**PROBLEM**.
"JSON" appears in how many lines of the entries? State only the number.

───── GIVEN INFORMATION ─────

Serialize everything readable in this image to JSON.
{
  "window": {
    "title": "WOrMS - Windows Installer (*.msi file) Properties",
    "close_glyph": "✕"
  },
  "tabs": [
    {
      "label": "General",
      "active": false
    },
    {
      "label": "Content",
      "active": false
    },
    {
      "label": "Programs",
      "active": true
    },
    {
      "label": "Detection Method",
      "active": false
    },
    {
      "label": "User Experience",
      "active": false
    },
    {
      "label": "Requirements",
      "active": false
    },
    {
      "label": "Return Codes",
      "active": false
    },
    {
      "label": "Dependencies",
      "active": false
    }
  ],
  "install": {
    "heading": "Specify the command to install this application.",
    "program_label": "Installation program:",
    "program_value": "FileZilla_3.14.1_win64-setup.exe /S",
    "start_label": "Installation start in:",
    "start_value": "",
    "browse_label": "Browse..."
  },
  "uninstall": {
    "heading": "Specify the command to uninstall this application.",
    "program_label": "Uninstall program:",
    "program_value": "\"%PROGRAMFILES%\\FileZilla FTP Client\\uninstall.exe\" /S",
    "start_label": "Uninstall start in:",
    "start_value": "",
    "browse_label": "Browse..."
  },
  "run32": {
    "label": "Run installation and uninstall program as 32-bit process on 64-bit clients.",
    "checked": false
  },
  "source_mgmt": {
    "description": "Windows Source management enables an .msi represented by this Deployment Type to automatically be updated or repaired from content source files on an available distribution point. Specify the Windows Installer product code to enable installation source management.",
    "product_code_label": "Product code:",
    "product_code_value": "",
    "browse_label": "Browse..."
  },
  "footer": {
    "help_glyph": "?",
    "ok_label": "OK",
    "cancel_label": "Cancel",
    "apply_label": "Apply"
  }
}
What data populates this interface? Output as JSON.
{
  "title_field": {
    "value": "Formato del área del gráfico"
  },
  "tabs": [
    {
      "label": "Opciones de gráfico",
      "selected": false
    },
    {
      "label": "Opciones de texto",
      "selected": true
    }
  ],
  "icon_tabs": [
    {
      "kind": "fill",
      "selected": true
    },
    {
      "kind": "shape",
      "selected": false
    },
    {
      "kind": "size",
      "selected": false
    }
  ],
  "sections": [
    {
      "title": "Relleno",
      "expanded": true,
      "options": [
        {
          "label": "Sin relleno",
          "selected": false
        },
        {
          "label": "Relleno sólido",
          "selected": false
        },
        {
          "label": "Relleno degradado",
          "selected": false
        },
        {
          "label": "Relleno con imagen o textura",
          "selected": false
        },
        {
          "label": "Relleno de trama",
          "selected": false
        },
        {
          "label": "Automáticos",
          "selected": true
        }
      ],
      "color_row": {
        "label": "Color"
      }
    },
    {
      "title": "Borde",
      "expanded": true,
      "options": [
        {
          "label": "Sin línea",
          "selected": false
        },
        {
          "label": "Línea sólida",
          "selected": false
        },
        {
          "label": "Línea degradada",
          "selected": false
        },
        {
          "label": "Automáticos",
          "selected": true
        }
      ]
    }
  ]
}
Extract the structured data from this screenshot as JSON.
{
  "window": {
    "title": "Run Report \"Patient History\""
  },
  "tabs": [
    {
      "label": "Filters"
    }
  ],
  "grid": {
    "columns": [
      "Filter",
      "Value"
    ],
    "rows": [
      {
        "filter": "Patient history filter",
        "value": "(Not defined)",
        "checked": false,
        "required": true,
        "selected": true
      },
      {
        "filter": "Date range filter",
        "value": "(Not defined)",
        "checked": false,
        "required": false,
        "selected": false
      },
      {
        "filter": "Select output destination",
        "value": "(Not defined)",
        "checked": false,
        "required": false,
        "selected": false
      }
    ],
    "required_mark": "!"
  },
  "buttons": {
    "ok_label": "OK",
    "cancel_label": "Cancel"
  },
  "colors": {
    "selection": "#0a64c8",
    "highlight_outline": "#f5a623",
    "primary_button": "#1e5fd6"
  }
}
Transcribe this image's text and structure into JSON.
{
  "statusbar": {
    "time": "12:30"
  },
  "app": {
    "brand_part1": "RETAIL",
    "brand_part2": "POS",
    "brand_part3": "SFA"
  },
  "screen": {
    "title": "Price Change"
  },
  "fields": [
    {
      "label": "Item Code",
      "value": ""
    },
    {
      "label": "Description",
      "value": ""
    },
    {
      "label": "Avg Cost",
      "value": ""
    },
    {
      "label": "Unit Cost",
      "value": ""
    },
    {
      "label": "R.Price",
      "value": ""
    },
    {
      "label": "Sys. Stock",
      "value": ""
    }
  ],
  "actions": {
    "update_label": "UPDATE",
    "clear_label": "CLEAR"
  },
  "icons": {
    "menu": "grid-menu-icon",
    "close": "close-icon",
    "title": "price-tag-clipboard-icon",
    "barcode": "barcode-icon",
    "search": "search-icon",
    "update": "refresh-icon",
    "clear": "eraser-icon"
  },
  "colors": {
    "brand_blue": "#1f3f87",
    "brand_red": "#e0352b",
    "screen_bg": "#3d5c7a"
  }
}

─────

**EXERCISE SOLUTION**.
4